# Available data
○ ○ ○ ○

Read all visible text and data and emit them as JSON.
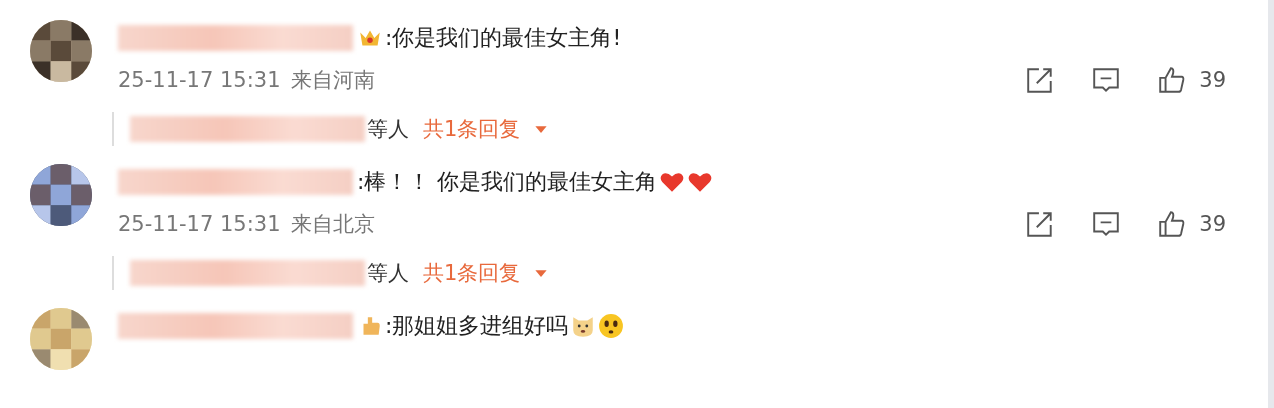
{
  "comments": [
    {
      "badge": {
        "kind": "crown"
      },
      "text": ":你是我们的最佳女主角!",
      "time": "25-11-17 15:31",
      "location": "来自河南",
      "likes": "39",
      "replies": {
        "suffix": "等人",
        "summary": "共1条回复"
      }
    },
    {
      "text": ":棒！！ 你是我们的最佳女主角",
      "trailing_emoji": [
        {
          "kind": "heart"
        },
        {
          "kind": "heart"
        }
      ],
      "time": "25-11-17 15:31",
      "location": "来自北京",
      "likes": "39",
      "replies": {
        "suffix": "等人",
        "summary": "共1条回复"
      }
    },
    {
      "badge": {
        "kind": "hand"
      },
      "text": ":那姐姐多进组好吗",
      "trailing_emoji": [
        {
          "kind": "dog"
        },
        {
          "kind": "worried"
        }
      ]
    }
  ]
}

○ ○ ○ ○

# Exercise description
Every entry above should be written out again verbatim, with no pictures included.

# Response to the exercise
Read all visible text and data and emit them as JSON.
{
  "comments": [
    {
      "badge": {
        "kind": "crown"
      },
      "text": ":你是我们的最佳女主角!",
      "time": "25-11-17 15:31",
      "location": "来自河南",
      "likes": "39",
      "replies": {
        "suffix": "等人",
        "summary": "共1条回复"
      }
    },
    {
      "text": ":棒！！ 你是我们的最佳女主角",
      "trailing_emoji": [
        {
          "kind": "heart"
        },
        {
          "kind": "heart"
        }
      ],
      "time": "25-11-17 15:31",
      "location": "来自北京",
      "likes": "39",
      "replies": {
        "suffix": "等人",
        "summary": "共1条回复"
      }
    },
    {
      "badge": {
        "kind": "hand"
      },
      "text": ":那姐姐多进组好吗",
      "trailing_emoji": [
        {
          "kind": "dog"
        },
        {
          "kind": "worried"
        }
      ]
    }
  ]
}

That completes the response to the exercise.